The initial idea
This concludes a long and intensive period that required perseverance and a supportive environment. Schirmer already had the idea for this test procedure during her doctoral thesis in the mid-1990s. At the University of Waterloo (CAN), she then worked with exactly the same cell line on which the method is still based today. The cell line goes back to Schirmer’s doctoral supervisor Niels C. Bols, who isolated the cells from the gills of the rainbow trout for the first time and cultivated them in such a way that they can be multiplied as often as desired.
“We chose gill cells because it is the gills that first come into contact with chemicals due to their large surface area in the fish,” explains Schirmer. If the chemicals damage the gill cells, this means that vital processes, such as oxygen supply, no longer function for the fish. “So by observing how the gill cells are damaged by a chemical, we can predict how that chemical would affect a living fish,” says Schirmer.
The ultimate test
The award of a project proposal, which Schirmer received from the European Chemical Industry Council (CEFIC) in 2006, marked the actual staring signal for the development of the now validated fish cell line assay. Schirmer continued her research first as Head of Department at the Helmholtz Centre for Environmental Research in Leipzig and from 2008 as Head of Department at Eawag. In 2009, engineer and laboratory technician Melanie Fischer joined the team.
“In a first step, we developed and optimised our method and compared the results with regular tests on fish,” says Schirmer. A study published in 2013 was thus able to prove for the first time that the new fish cell line assay arrives at the same toxicity values for over 30 chemicals as the conventional fish test. “After that, we had to show that the method also works in other laboratories,” says Schirmer. Six laboratories from industry and universities took part in the international ring study conducted for this purpose in 2013-2014. Their results, obtained using the Eawag method, proved to be repeatable and comparable.
The study data laid the foundation for ISO certification in 2019 and the OECD guideline 2021. “Certification by internationally supported organisations is very important, as it is the only way to ensure that the tests are carried out in a standardised manner worldwide and that the results are thus also recognised,” says Schirmer.

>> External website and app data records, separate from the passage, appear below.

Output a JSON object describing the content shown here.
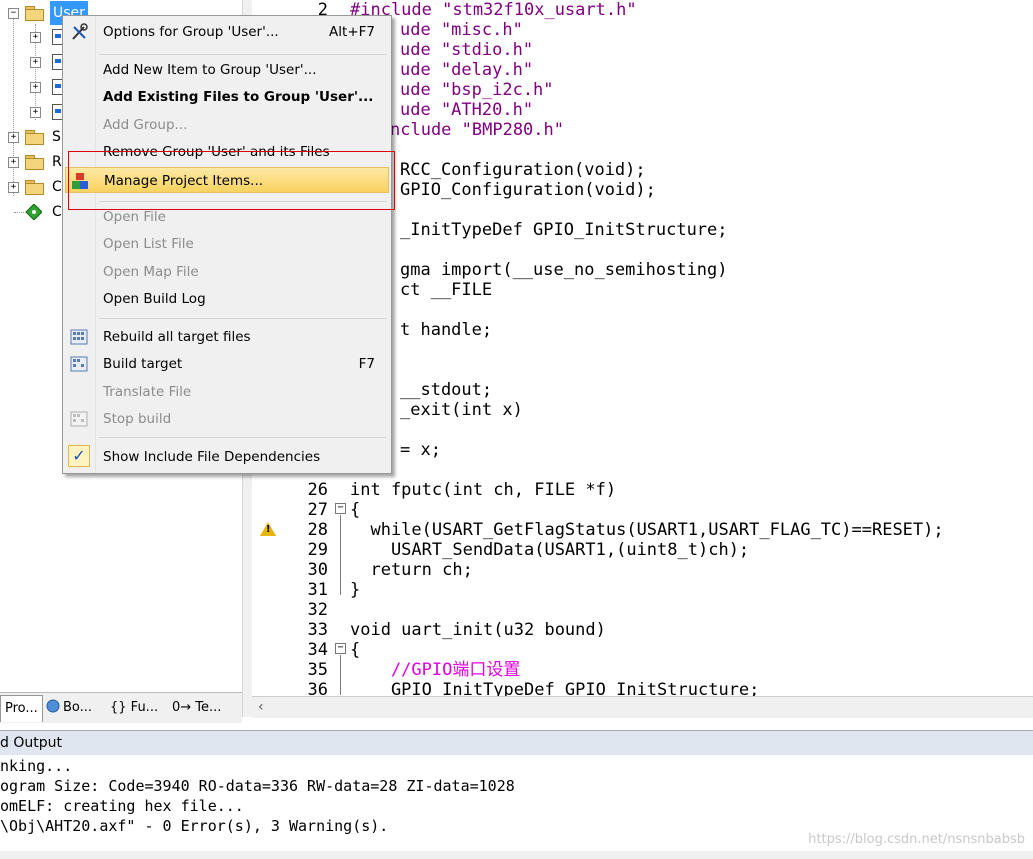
{
  "tree": {
    "root_label": "User",
    "rows": [
      {
        "label": "S"
      },
      {
        "label": "R"
      },
      {
        "label": "C"
      },
      {
        "label": "C"
      }
    ]
  },
  "context_menu": {
    "items": [
      {
        "label": "Options for Group 'User'...",
        "shortcut": "Alt+F7",
        "icon": "options-icon"
      },
      {
        "label": "Add New  Item to Group 'User'..."
      },
      {
        "label": "Add Existing Files to Group 'User'..."
      },
      {
        "label": "Add Group..."
      },
      {
        "label": "Remove Group 'User' and its Files"
      },
      {
        "label": "Manage Project Items...",
        "icon": "manage-project-icon"
      },
      {
        "label": "Open File"
      },
      {
        "label": "Open List File"
      },
      {
        "label": "Open Map File"
      },
      {
        "label": "Open Build Log"
      },
      {
        "label": "Rebuild all target files",
        "icon": "rebuild-icon"
      },
      {
        "label": "Build target",
        "shortcut": "F7",
        "icon": "build-icon"
      },
      {
        "label": "Translate File"
      },
      {
        "label": "Stop build",
        "icon": "stop-build-icon"
      },
      {
        "label": "Show Include File Dependencies",
        "icon": "check-icon"
      }
    ]
  },
  "editor": {
    "lines": [
      {
        "no": "2",
        "code": "#include \"stm32f10x_usart.h\""
      },
      {
        "no": "",
        "code": "ude \"misc.h\""
      },
      {
        "no": "",
        "code": "ude \"stdio.h\""
      },
      {
        "no": "",
        "code": "ude \"delay.h\""
      },
      {
        "no": "",
        "code": "ude \"bsp_i2c.h\""
      },
      {
        "no": "",
        "code": "ude \"ATH20.h\""
      },
      {
        "no": "",
        "code": "nclude \"BMP280.h\""
      },
      {
        "no": "",
        "code": "RCC_Configuration(void);"
      },
      {
        "no": "",
        "code": "GPIO_Configuration(void);"
      },
      {
        "no": "",
        "code": "_InitTypeDef GPIO_InitStructure;"
      },
      {
        "no": "",
        "code": "gma import(__use_no_semihosting)"
      },
      {
        "no": "",
        "code": "ct __FILE"
      },
      {
        "no": "",
        "code": "t handle;"
      },
      {
        "no": "",
        "code": "__stdout;"
      },
      {
        "no": "",
        "code": "_exit(int x)"
      },
      {
        "no": "",
        "code": "= x;"
      },
      {
        "no": "26",
        "code": "int fputc(int ch, FILE *f)"
      },
      {
        "no": "27",
        "code": "{"
      },
      {
        "no": "28",
        "code": "  while(USART_GetFlagStatus(USART1,USART_FLAG_TC)==RESET);"
      },
      {
        "no": "29",
        "code": "    USART_SendData(USART1,(uint8_t)ch);"
      },
      {
        "no": "30",
        "code": "  return ch;"
      },
      {
        "no": "31",
        "code": "}"
      },
      {
        "no": "32",
        "code": ""
      },
      {
        "no": "33",
        "code": "void uart_init(u32 bound)"
      },
      {
        "no": "34",
        "code": "{"
      },
      {
        "no": "35",
        "code": "    //GPIO端口设置"
      },
      {
        "no": "36",
        "code": "    GPIO_InitTypeDef GPIO_InitStructure;"
      }
    ]
  },
  "tabs": [
    {
      "label": "Pro..."
    },
    {
      "label": "Bo..."
    },
    {
      "label": "{} Fu..."
    },
    {
      "label": "0→ Te..."
    }
  ],
  "output": {
    "title": "d Output",
    "lines": [
      "nking...",
      "ogram Size: Code=3940 RO-data=336 RW-data=28 ZI-data=1028",
      "omELF: creating hex file...",
      "\\Obj\\AHT20.axf\" - 0 Error(s), 3 Warning(s)."
    ]
  },
  "watermark": "https://blog.csdn.net/nsnsnbabsb",
  "colors": {
    "menu_highlight": "#f9d25f",
    "selection": "#3399ff",
    "callout_border": "#e00000"
  }
}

From the submission to the OECD to the validation that has now taken place, a record short time of only two years passed, during which the method was once again revised in an elaborate process in order to harmonise the proposals and opinions of experts from many different representative countries and organisations. The team was supported by the national representatives of Switzerland (Petra Kunz, Federal Office of the Environment FOEN) and Norway (Sjur Andersen, Norwegian Environmental Protection Agency and Adam Lillicrap, NIVA). Eszter Simon (also at FOEN) supported the work as an expert.
Schirmer attributes the fact that the guideline could be adopted in such a short time to the interest and great support of all those involved: “It was an active discussion with OECD countries, industry, NGOs and regulatory authorities.” This is also confirmed by Leon van der Wal of the OECD: “The commitment of OECD countries to aid the reduction of animal testing is reflected in the swift adoption of this first in vitro method for ecotoxicity testing. This is also due to the well-organised and transparent manner in which the lead countries communicated, as well as the hard work of the method developers and the OECD experts reviewing the method.”
Looking back, Kristin Schirmer comments: “Our learning curve was very steep. But the investment of time and energy was worth it. This success for non-animal testing alternatives in ecotoxicology is great and is something that will stay.”